Running Red
Elizabeth Ellen

There were boys in our path. I'd positioned them between us to make the man jealous. I was full of clichés. The boys made it so easy; like shooting fish in a barrel or taking candy from a baby. They had hair soft as down, long, heat-resistant limbs. Nothing with the man was ever easy.
"Dance with me," I told them in the middle of the Wal-Mart parking lot. Families brought folding chairs to watch the fireworks; sat their children on the hoods of their minivans and cars. The man belonged to one of those families; had a wife and three kids, a Saturn coupe and a Pontiac Montana, two daughters and a son.
I was dancing with Ace. His older brother, Kip, was already in Iraq. Ace said he was up next, soon as he turned eighteen. Someone passed us a bottle of Nyquil Cherry and we each took a hit. Kip's mouth probably tasted like sand; Ace's would too.
Another boy tried to pull me away, but Ace wrapped a forearm around my abdomen. I looked for the man.
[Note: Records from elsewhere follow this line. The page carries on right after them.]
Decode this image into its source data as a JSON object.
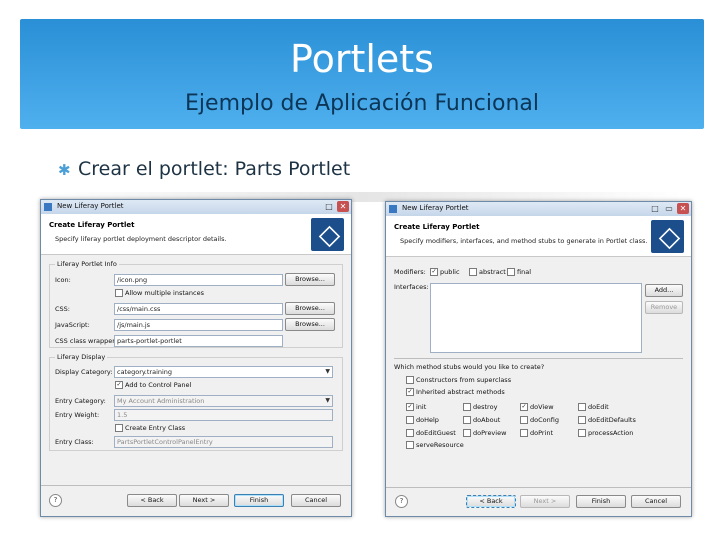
{
  "slide": {
    "title": "Portlets",
    "subtitle": "Ejemplo de Aplicación Funcional",
    "bullet": "Crear el portlet: Parts Portlet"
  },
  "dialog1": {
    "window_title": "New Liferay Portlet",
    "header_title": "Create Liferay Portlet",
    "header_desc": "Specify liferay portlet deployment descriptor details.",
    "portlet_group": "Liferay Portlet Info",
    "icon_label": "Icon:",
    "icon_value": "/icon.png",
    "allow_multiple": "Allow multiple instances",
    "css_label": "CSS:",
    "css_value": "/css/main.css",
    "js_label": "JavaScript:",
    "js_value": "/js/main.js",
    "wrapper_label": "CSS class wrapper:",
    "wrapper_value": "parts-portlet-portlet",
    "browse": "Browse...",
    "entry_group": "Liferay Display",
    "display_category_label": "Display Category:",
    "display_category_value": "category.training",
    "add_control_panel": "Add to Control Panel",
    "entry_category_label": "Entry Category:",
    "entry_category_value": "My Account Administration",
    "entry_weight_label": "Entry Weight:",
    "entry_weight_value": "1.5",
    "create_entry_class": "Create Entry Class",
    "entry_class_label": "Entry Class:",
    "entry_class_value": "PartsPortletControlPanelEntry",
    "back": "< Back",
    "next": "Next >",
    "finish": "Finish",
    "cancel": "Cancel",
    "help": "?"
  },
  "dialog2": {
    "window_title": "New Liferay Portlet",
    "header_title": "Create Liferay Portlet",
    "header_desc": "Specify modifiers, interfaces, and method stubs to generate in Portlet class.",
    "modifiers_label": "Modifiers:",
    "mod_public": "public",
    "mod_abstract": "abstract",
    "mod_final": "final",
    "interfaces_label": "Interfaces:",
    "add": "Add...",
    "remove": "Remove",
    "question": "Which method stubs would you like to create?",
    "constructors": "Constructors from superclass",
    "inherited": "Inherited abstract methods",
    "methods": [
      "init",
      "destroy",
      "doView",
      "doEdit",
      "doHelp",
      "doAbout",
      "doConfig",
      "doEditDefaults",
      "doEditGuest",
      "doPreview",
      "doPrint",
      "processAction",
      "serveResource"
    ],
    "back": "< Back",
    "next": "Next >",
    "finish": "Finish",
    "cancel": "Cancel",
    "help": "?"
  }
}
I wanted him to see. I wanted him to know this was how I wanted to be handled, like he was going off to war in the morning, not back to his wife.
"If you were mine, I'd never let you go," Ace said. I smiled, pushing my cheek deeper into his mouth.
Over the hill, somewhere behind the high school, the fireworks began. My eyes were still closed but I felt the crowd turn. Ace didn't seem to notice. His forearm was still wrapped around me. I opened my eyes, searching for the man. I couldn't come within fifty feet of him without all hell breaking loose. We had to resort to public events: parades and street fairs, the fucking fourth of July for chrissake.
I sat in the back of a pickup truck on Ace's lap, my bare feet dangling over the side. The man was in a green and white lawn chair diagonal from me; the younger of his daughters stood between his thighs, leaned back into him, stared up at the sky. I envied her her vantage point, the ease with which she ingratiated herself to him. There was a popsicle in her hand, running red down her arm, and without taking her eyes from the sky, she offered it to him, elbowing it up overhead, toward the idea of her father. I watched as he bent, accepting the dripping, sticky mess and the fingers that held it into his mouth. I no longer cared about Ace or the rest of the boys. I slid off the truck and lit a cigarette. The sky was full of color. The grand finale. But I barely noticed. I sat crosslegged on the pavement, watching. I didn't dare move.